The fair also has its challenges. While Expo coincided in town with the Chicago Architecture Biennial (which planned its opening to align with the fair) and a project by Paris’s Palais de Tokyo (at the DuSable Museum’s Roundhouse, managed by the fair’s Stephanie Cristello), it had a lot of competition in terms of other international art events. Happenings in Istanbul, Berlin, Los Angeles, and elsewhere rendered the fair, to a certain extent, a regional affair by default. Gupta said he had New York clients buying from the fair over the phone. And yet, he added, galleries nevertheless brought their “A and B game to the fair this year, rather than the C and D game” of previous years.
The biggest untapped resource, Gupta suggested, is Chicago’s museums. The city has world-class institutions, and coordinating more major exhibition openings to take place during the fair, as Karman has been pushing to do, would bring to the fair the kind of added value that collectors are looking for. The widely praised Paul Gauguin exhibition at the Art Institute of Chicago, for instance, closed two days before Expo opened to VIPs. That was a real shame, as that exhibition could have been what the Beyeler Foundation’s shows are to Art Basel: must-sees that add gravitas to the proceedings.

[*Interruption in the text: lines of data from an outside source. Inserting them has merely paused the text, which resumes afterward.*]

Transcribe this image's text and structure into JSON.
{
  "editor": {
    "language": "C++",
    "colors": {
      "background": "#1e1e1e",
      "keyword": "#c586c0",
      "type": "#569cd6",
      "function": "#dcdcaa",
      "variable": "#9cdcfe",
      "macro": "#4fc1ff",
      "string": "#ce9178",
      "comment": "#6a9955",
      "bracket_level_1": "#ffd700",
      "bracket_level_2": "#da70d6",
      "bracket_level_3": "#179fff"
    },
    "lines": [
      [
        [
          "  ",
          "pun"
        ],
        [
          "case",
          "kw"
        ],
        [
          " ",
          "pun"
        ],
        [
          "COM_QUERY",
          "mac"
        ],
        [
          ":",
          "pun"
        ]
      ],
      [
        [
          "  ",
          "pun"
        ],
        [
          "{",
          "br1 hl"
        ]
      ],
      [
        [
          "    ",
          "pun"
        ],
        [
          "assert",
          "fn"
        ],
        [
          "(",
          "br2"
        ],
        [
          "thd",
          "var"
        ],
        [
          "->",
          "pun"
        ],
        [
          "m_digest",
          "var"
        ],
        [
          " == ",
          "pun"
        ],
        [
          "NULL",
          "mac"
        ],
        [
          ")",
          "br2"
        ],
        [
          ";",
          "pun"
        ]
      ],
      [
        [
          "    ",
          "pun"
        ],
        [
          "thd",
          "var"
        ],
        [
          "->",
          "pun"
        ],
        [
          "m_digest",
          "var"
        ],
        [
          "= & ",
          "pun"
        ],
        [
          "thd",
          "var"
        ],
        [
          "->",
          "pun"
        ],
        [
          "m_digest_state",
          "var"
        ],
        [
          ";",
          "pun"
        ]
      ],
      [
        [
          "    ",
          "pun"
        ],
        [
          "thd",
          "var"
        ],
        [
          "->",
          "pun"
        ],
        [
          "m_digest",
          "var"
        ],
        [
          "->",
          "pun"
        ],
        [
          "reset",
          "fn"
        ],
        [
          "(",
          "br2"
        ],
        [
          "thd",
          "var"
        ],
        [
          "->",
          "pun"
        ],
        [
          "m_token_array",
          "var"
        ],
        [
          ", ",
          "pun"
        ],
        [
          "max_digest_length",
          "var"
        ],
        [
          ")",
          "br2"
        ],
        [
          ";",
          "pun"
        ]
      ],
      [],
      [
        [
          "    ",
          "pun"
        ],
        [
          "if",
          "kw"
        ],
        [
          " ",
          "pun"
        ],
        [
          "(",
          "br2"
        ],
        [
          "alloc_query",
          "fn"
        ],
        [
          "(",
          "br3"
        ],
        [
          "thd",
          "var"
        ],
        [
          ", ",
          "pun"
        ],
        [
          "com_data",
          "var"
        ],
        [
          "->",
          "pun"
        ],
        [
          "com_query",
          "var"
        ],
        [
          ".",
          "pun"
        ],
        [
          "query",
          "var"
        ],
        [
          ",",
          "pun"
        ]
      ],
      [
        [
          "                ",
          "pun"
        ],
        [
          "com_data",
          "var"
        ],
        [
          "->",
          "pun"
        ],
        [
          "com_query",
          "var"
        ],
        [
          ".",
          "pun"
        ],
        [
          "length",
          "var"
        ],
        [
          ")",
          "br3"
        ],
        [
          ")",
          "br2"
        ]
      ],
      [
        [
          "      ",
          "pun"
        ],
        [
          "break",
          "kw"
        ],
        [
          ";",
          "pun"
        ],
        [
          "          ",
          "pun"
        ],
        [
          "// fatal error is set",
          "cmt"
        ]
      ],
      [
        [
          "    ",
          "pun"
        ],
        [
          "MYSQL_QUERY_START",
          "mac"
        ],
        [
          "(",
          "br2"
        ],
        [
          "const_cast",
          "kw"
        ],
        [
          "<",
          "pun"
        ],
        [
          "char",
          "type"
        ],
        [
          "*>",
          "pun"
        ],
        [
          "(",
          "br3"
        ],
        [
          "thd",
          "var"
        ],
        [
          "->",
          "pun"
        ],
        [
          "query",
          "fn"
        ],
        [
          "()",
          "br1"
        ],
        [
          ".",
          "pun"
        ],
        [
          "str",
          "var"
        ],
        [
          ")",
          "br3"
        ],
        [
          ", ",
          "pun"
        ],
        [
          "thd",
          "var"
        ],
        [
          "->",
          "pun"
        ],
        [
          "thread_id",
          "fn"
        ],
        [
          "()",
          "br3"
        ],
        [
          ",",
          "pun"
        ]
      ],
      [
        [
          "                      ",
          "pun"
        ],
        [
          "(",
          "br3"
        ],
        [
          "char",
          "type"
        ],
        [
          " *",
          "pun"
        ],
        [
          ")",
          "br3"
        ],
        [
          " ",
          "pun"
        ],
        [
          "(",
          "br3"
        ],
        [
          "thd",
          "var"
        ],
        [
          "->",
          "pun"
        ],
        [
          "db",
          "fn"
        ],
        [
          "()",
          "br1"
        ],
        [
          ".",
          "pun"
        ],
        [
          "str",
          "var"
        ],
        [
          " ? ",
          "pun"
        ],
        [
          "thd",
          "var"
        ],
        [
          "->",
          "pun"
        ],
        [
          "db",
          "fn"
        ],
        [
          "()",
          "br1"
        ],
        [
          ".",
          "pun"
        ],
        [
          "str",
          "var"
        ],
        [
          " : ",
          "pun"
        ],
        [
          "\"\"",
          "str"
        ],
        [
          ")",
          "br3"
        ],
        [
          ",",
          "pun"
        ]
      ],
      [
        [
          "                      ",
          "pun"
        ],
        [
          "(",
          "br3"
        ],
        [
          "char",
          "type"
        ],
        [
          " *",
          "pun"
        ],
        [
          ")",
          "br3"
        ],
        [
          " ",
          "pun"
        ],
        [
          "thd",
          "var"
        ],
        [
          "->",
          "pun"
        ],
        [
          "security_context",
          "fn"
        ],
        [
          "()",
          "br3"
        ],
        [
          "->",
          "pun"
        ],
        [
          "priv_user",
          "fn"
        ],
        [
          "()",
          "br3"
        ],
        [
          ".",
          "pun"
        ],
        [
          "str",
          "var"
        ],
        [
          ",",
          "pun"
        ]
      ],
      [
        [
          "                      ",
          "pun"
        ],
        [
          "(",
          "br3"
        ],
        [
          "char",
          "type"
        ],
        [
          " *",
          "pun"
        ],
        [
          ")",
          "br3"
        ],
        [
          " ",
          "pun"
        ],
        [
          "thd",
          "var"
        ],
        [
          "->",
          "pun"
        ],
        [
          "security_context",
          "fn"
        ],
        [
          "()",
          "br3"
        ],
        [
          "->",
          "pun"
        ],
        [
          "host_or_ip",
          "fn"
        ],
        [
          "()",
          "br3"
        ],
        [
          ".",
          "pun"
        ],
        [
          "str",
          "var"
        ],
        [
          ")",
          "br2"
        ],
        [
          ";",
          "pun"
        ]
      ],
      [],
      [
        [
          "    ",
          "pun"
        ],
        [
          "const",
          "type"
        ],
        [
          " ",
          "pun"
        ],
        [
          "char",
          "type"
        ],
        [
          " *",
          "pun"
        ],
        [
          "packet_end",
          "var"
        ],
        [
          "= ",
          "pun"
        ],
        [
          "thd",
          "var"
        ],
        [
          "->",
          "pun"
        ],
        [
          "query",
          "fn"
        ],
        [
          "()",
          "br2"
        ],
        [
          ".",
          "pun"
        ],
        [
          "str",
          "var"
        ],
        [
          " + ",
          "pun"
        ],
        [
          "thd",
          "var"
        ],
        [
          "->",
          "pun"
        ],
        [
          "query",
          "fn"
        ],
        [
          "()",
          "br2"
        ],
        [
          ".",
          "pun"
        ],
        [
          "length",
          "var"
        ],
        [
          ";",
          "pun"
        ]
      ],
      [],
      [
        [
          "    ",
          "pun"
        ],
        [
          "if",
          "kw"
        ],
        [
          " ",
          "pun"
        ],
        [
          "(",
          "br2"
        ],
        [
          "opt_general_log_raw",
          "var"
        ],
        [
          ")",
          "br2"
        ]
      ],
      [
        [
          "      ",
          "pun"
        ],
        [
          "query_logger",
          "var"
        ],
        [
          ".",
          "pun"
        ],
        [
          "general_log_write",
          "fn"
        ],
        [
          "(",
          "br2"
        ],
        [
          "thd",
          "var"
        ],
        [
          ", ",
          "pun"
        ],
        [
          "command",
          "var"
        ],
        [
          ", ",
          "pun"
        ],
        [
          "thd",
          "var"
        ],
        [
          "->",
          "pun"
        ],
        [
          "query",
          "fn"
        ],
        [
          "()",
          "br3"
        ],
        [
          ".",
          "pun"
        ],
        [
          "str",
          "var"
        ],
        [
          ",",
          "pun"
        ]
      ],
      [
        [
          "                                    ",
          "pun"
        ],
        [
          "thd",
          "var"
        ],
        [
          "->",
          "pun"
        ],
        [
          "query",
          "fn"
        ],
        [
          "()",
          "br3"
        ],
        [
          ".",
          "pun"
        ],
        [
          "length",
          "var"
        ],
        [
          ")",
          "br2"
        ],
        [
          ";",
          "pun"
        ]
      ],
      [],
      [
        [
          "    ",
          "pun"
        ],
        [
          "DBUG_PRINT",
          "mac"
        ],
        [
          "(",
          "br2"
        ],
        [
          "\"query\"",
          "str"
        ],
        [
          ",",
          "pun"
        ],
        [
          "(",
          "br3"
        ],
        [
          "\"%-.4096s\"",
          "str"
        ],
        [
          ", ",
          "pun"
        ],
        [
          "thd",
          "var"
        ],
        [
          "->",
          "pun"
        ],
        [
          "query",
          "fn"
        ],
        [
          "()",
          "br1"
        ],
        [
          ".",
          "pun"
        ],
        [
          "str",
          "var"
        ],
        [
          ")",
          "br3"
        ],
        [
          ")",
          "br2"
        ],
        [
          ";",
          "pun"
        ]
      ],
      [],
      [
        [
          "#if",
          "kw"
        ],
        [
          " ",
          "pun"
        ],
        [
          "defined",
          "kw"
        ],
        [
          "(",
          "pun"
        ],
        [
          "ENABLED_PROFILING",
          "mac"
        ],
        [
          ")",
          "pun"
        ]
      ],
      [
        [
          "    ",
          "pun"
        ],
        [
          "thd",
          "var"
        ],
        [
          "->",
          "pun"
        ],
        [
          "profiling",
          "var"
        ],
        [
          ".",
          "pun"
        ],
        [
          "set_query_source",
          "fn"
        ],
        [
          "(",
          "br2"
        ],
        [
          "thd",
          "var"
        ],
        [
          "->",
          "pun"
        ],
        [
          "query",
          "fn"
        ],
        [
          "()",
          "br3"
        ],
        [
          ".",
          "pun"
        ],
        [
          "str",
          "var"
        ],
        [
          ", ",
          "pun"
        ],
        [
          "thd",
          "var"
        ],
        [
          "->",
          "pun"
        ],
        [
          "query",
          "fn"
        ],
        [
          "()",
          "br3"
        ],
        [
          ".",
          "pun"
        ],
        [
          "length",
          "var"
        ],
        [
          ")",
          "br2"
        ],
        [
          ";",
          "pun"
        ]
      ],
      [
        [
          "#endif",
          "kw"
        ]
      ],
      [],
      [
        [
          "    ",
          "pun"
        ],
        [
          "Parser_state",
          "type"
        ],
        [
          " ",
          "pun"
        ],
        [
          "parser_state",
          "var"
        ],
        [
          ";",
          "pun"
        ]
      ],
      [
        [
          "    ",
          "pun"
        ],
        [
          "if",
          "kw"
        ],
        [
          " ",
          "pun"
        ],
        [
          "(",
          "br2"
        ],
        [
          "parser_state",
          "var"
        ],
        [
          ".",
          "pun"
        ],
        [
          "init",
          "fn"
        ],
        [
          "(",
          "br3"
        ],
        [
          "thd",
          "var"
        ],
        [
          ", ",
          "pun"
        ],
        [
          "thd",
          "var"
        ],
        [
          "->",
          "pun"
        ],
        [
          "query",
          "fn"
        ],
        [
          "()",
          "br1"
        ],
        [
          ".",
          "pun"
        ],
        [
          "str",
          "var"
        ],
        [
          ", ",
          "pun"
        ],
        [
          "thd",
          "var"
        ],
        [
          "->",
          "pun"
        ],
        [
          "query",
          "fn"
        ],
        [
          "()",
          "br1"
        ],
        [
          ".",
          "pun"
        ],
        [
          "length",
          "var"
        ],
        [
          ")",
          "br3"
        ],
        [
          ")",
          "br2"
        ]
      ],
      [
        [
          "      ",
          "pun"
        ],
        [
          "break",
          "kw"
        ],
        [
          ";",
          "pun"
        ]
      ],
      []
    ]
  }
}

Unlike Art Chicago before it, Expo exists in a crowded field—there are more art fairs on the international calendar than ever—and, making matters more complicated, galleries in emerging and mid-market art are struggling. Many are cutting down on fairs and taking care to be more selective. If Expo can build on the energy of this edition, it will likely make the cut.